## Exercise details
Answer with a number only, stating how many lines of the records hold the word "屏蔽IP".

- Opening Delimiter -

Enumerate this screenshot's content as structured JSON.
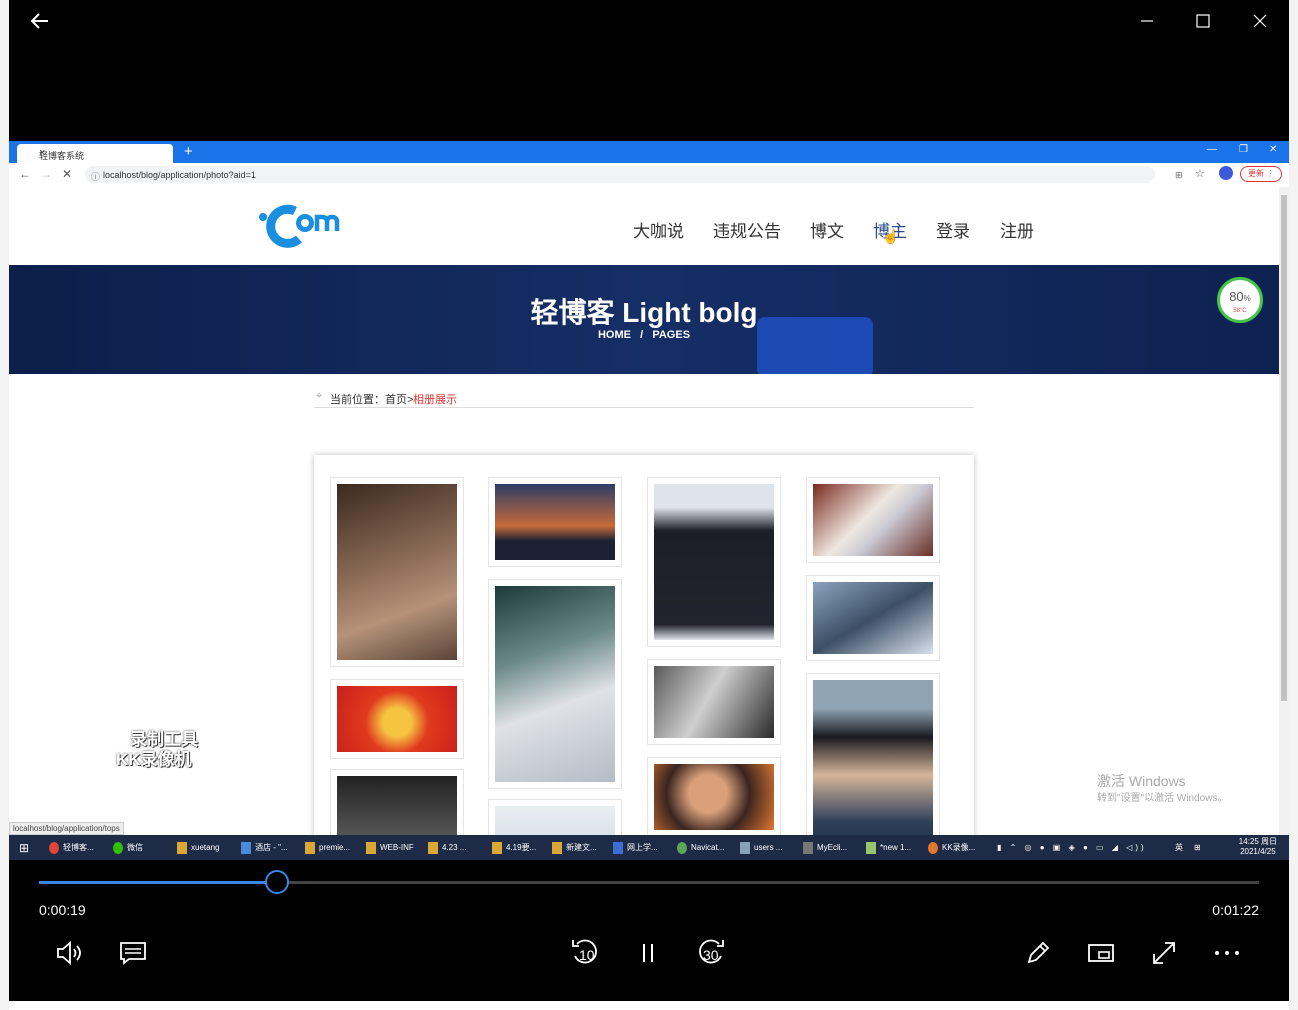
{
  "player": {
    "elapsed": "0:00:19",
    "total": "0:01:22",
    "progress_fraction": 0.195,
    "skip_back": "10",
    "skip_forward": "30"
  },
  "browser": {
    "tab_title": "轻博客系统",
    "url": "localhost/blog/application/photo?aid=1",
    "update_button": "更新",
    "status_url": "localhost/blog/application/tops"
  },
  "site": {
    "menu": [
      "大咖说",
      "违规公告",
      "博文",
      "博主",
      "登录",
      "注册"
    ],
    "banner_title": "轻博客 Light bolg",
    "crumb_home": "HOME",
    "crumb_sep": "/",
    "crumb_pages": "PAGES",
    "cpu_percent": "80",
    "cpu_unit": "%",
    "cpu_temp": "58°C",
    "position_label": "当前位置：首页>",
    "position_current": "相册展示"
  },
  "overlay": {
    "recorder_line1": "录制工具",
    "recorder_line2": "KK录像机",
    "activate_title": "激活 Windows",
    "activate_sub": "转到\"设置\"以激活 Windows。"
  },
  "taskbar": {
    "items": [
      "轻博客...",
      "微信",
      "xuetang",
      "酒店 - \"...",
      "premie...",
      "WEB-INF",
      "4.23 ...",
      "4.19要...",
      "新建文...",
      "网上学...",
      "Navicat...",
      "users ...",
      "MyEcli...",
      "*new 1...",
      "KK录像..."
    ],
    "ime": "英",
    "time": "14:25 周日",
    "date": "2021/4/25"
  }
}
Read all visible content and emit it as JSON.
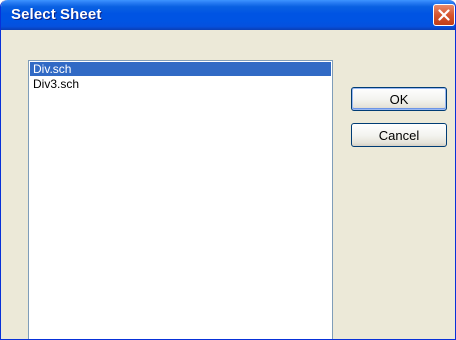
{
  "window": {
    "title": "Select Sheet"
  },
  "list": {
    "items": [
      "Div.sch",
      "Div3.sch"
    ],
    "selected_index": 0
  },
  "buttons": {
    "ok_label": "OK",
    "cancel_label": "Cancel"
  },
  "icons": {
    "close": "close-icon"
  },
  "colors": {
    "titlebar": "#0054e3",
    "selection": "#316ac5",
    "dialog_bg": "#ece9d8",
    "close_button": "#d6552e"
  }
}
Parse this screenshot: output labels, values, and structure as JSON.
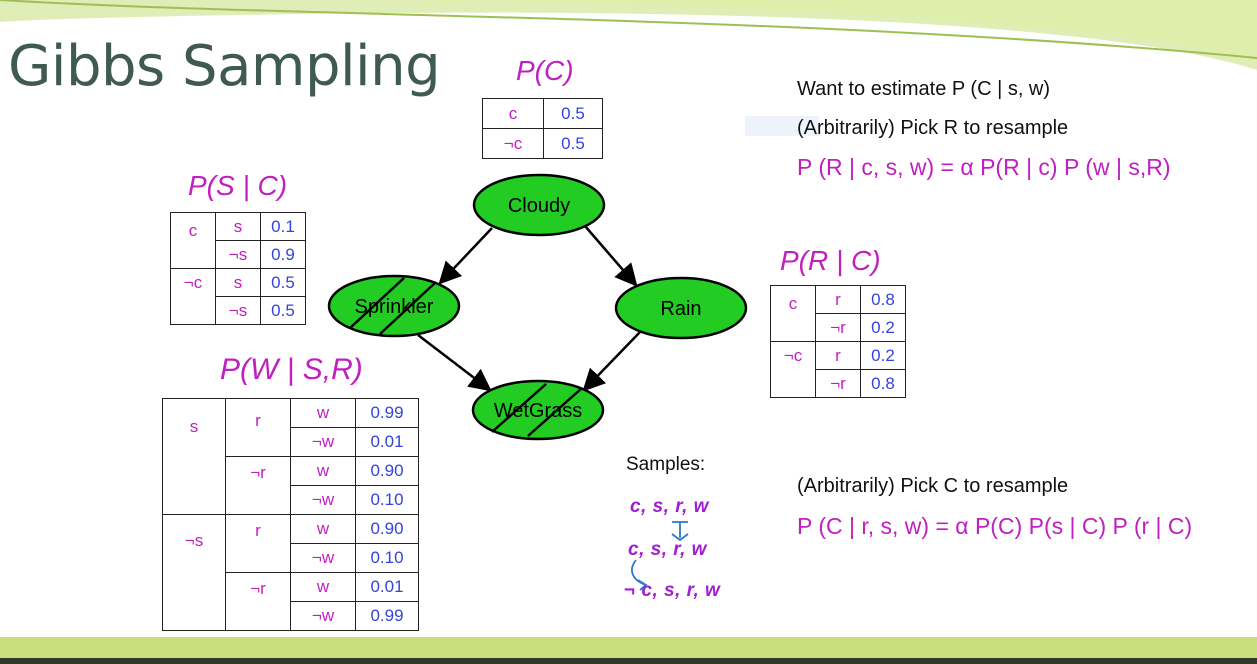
{
  "slide_title": "Gibbs Sampling",
  "colors": {
    "title": "#3f5a4f",
    "magenta": "#c020c0",
    "value_blue": "#3344dd",
    "node_fill": "#22cc22",
    "footer": "#c8de7c"
  },
  "diagram": {
    "nodes": [
      {
        "id": "cloudy",
        "label": "Cloudy",
        "hatched": false
      },
      {
        "id": "sprinkler",
        "label": "Sprinkler",
        "hatched": true
      },
      {
        "id": "rain",
        "label": "Rain",
        "hatched": false
      },
      {
        "id": "wetgrass",
        "label": "WetGrass",
        "hatched": true
      }
    ],
    "edges": [
      {
        "from": "cloudy",
        "to": "sprinkler"
      },
      {
        "from": "cloudy",
        "to": "rain"
      },
      {
        "from": "sprinkler",
        "to": "wetgrass"
      },
      {
        "from": "rain",
        "to": "wetgrass"
      }
    ]
  },
  "cpt_c": {
    "title": "P(C)",
    "rows": [
      [
        "c",
        "0.5"
      ],
      [
        "¬c",
        "0.5"
      ]
    ]
  },
  "cpt_s": {
    "title": "P(S | C)",
    "rows": [
      [
        "c",
        "s",
        "0.1"
      ],
      [
        "",
        "¬s",
        "0.9"
      ],
      [
        "¬c",
        "s",
        "0.5"
      ],
      [
        "",
        "¬s",
        "0.5"
      ]
    ]
  },
  "cpt_r": {
    "title": "P(R | C)",
    "rows": [
      [
        "c",
        "r",
        "0.8"
      ],
      [
        "",
        "¬r",
        "0.2"
      ],
      [
        "¬c",
        "r",
        "0.2"
      ],
      [
        "",
        "¬r",
        "0.8"
      ]
    ]
  },
  "cpt_w": {
    "title": "P(W | S,R)",
    "s_labels": [
      "s",
      "¬s"
    ],
    "r_labels": [
      "r",
      "¬r",
      "r",
      "¬r"
    ],
    "rows": [
      [
        "w",
        "0.99"
      ],
      [
        "¬w",
        "0.01"
      ],
      [
        "w",
        "0.90"
      ],
      [
        "¬w",
        "0.10"
      ],
      [
        "w",
        "0.90"
      ],
      [
        "¬w",
        "0.10"
      ],
      [
        "w",
        "0.01"
      ],
      [
        "¬w",
        "0.99"
      ]
    ]
  },
  "notes": {
    "line1": "Want to estimate P (C | s, w)",
    "line2": "(Arbitrarily) Pick R to resample",
    "eq1": "P (R | c, s, w) =   α  P(R | c) P (w | s,R)",
    "line3": "(Arbitrarily) Pick C to resample",
    "eq2": "P (C | r, s, w) =   α  P(C) P(s | C) P (r | C)"
  },
  "samples": {
    "label": "Samples:",
    "items": [
      "c, s, r, w",
      "c, s, r, w",
      "¬ c, s, r, w"
    ]
  }
}
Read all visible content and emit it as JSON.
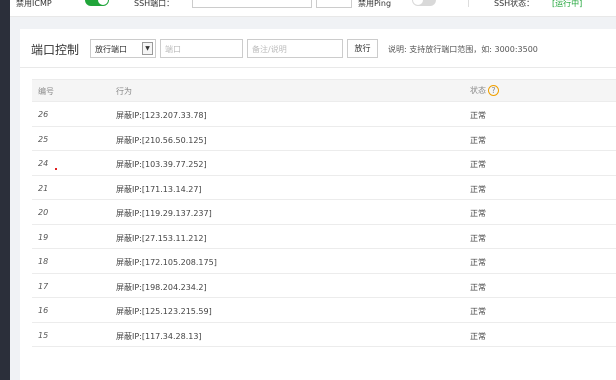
{
  "topbar": {
    "label_a": "禁用ICMP",
    "label_b": "SSH端口：",
    "label_c": "禁用Ping",
    "label_d": "SSH状态：",
    "status_value": "[运行中]"
  },
  "panel": {
    "title": "端口控制",
    "select_value": "放行端口",
    "port_placeholder": "端口",
    "note_placeholder": "备注/说明",
    "submit_label": "放行",
    "hint": "说明: 支持放行端口范围，如: 3000:3500"
  },
  "table": {
    "headers": {
      "id": "编号",
      "action": "行为",
      "status": "状态"
    },
    "rows": [
      {
        "id": "26",
        "action": "屏蔽IP:[123.207.33.78]",
        "status": "正常"
      },
      {
        "id": "25",
        "action": "屏蔽IP:[210.56.50.125]",
        "status": "正常"
      },
      {
        "id": "24",
        "action": "屏蔽IP:[103.39.77.252]",
        "status": "正常"
      },
      {
        "id": "21",
        "action": "屏蔽IP:[171.13.14.27]",
        "status": "正常"
      },
      {
        "id": "20",
        "action": "屏蔽IP:[119.29.137.237]",
        "status": "正常"
      },
      {
        "id": "19",
        "action": "屏蔽IP:[27.153.11.212]",
        "status": "正常"
      },
      {
        "id": "18",
        "action": "屏蔽IP:[172.105.208.175]",
        "status": "正常"
      },
      {
        "id": "17",
        "action": "屏蔽IP:[198.204.234.2]",
        "status": "正常"
      },
      {
        "id": "16",
        "action": "屏蔽IP:[125.123.215.59]",
        "status": "正常"
      },
      {
        "id": "15",
        "action": "屏蔽IP:[117.34.28.13]",
        "status": "正常"
      }
    ]
  },
  "colors": {
    "accent": "#20a53a",
    "help": "#f0a000",
    "sidebar": "#2b2f3a"
  },
  "icons": {
    "help": "help-icon",
    "caret": "chevron-down-icon"
  }
}
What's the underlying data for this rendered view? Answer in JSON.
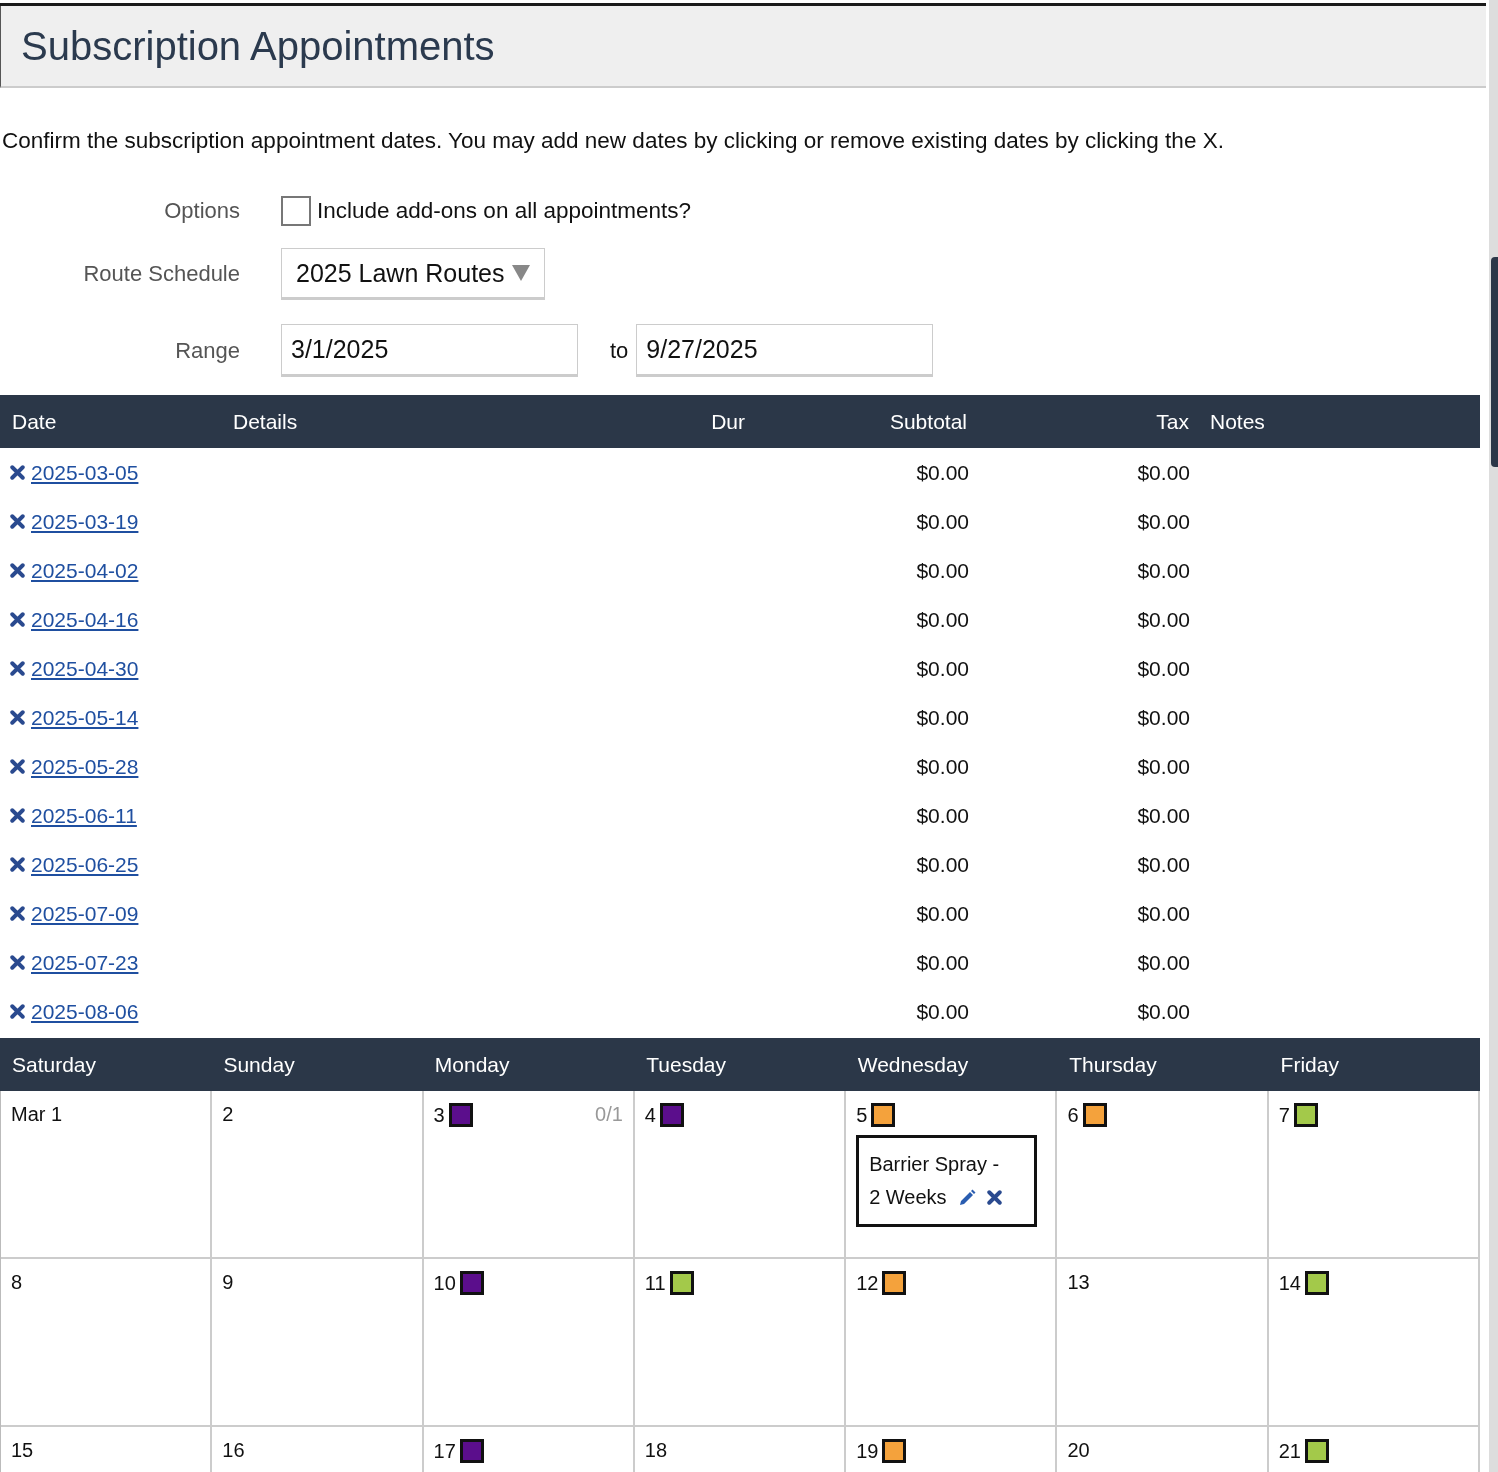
{
  "page": {
    "title": "Subscription Appointments",
    "description": "Confirm the subscription appointment dates. You may add new dates by clicking or remove existing dates by clicking the X."
  },
  "form": {
    "options_label": "Options",
    "addons": {
      "label": "Include add-ons on all appointments?",
      "checked": false
    },
    "route_label": "Route Schedule",
    "route_value": "2025 Lawn Routes",
    "range_label": "Range",
    "range_from": "3/1/2025",
    "range_to_label": "to",
    "range_to": "9/27/2025"
  },
  "table": {
    "columns": [
      "Date",
      "Details",
      "Dur",
      "Subtotal",
      "Tax",
      "Notes"
    ],
    "rows": [
      {
        "date": "2025-03-05",
        "subtotal": "$0.00",
        "tax": "$0.00"
      },
      {
        "date": "2025-03-19",
        "subtotal": "$0.00",
        "tax": "$0.00"
      },
      {
        "date": "2025-04-02",
        "subtotal": "$0.00",
        "tax": "$0.00"
      },
      {
        "date": "2025-04-16",
        "subtotal": "$0.00",
        "tax": "$0.00"
      },
      {
        "date": "2025-04-30",
        "subtotal": "$0.00",
        "tax": "$0.00"
      },
      {
        "date": "2025-05-14",
        "subtotal": "$0.00",
        "tax": "$0.00"
      },
      {
        "date": "2025-05-28",
        "subtotal": "$0.00",
        "tax": "$0.00"
      },
      {
        "date": "2025-06-11",
        "subtotal": "$0.00",
        "tax": "$0.00"
      },
      {
        "date": "2025-06-25",
        "subtotal": "$0.00",
        "tax": "$0.00"
      },
      {
        "date": "2025-07-09",
        "subtotal": "$0.00",
        "tax": "$0.00"
      },
      {
        "date": "2025-07-23",
        "subtotal": "$0.00",
        "tax": "$0.00"
      },
      {
        "date": "2025-08-06",
        "subtotal": "$0.00",
        "tax": "$0.00"
      }
    ]
  },
  "calendar": {
    "weekdays": [
      "Saturday",
      "Sunday",
      "Monday",
      "Tuesday",
      "Wednesday",
      "Thursday",
      "Friday"
    ],
    "days": [
      {
        "label": "Mar 1"
      },
      {
        "label": "2"
      },
      {
        "label": "3",
        "color": "#5b0e8c",
        "count": "0/1"
      },
      {
        "label": "4",
        "color": "#5b0e8c"
      },
      {
        "label": "5",
        "color": "#f4a23c",
        "event": {
          "line1": "Barrier Spray -",
          "line2": "2 Weeks"
        }
      },
      {
        "label": "6",
        "color": "#f4a23c"
      },
      {
        "label": "7",
        "color": "#a3c94a"
      },
      {
        "label": "8"
      },
      {
        "label": "9"
      },
      {
        "label": "10",
        "color": "#5b0e8c"
      },
      {
        "label": "11",
        "color": "#a3c94a"
      },
      {
        "label": "12",
        "color": "#f4a23c"
      },
      {
        "label": "13"
      },
      {
        "label": "14",
        "color": "#a3c94a"
      },
      {
        "label": "15"
      },
      {
        "label": "16"
      },
      {
        "label": "17",
        "color": "#5b0e8c"
      },
      {
        "label": "18"
      },
      {
        "label": "19",
        "color": "#f4a23c"
      },
      {
        "label": "20"
      },
      {
        "label": "21",
        "color": "#a3c94a"
      }
    ]
  }
}
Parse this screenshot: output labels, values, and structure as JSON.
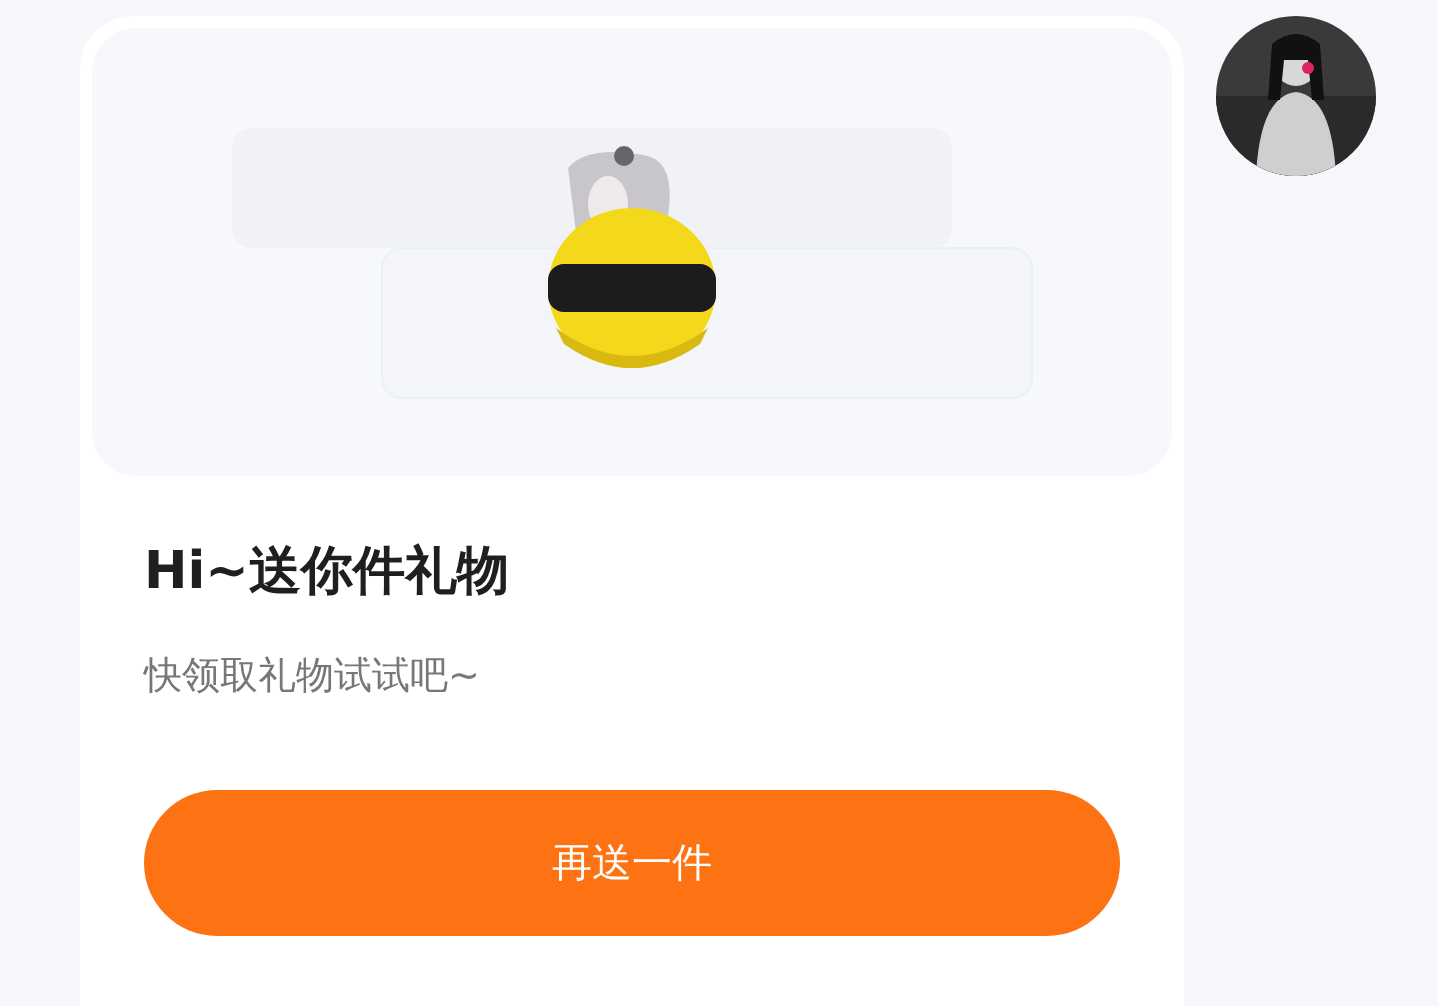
{
  "gift_card": {
    "title": "Hi~送你件礼物",
    "subtitle": "快领取礼物试试吧~",
    "button": "再送一件"
  }
}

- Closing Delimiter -

## Answer space
10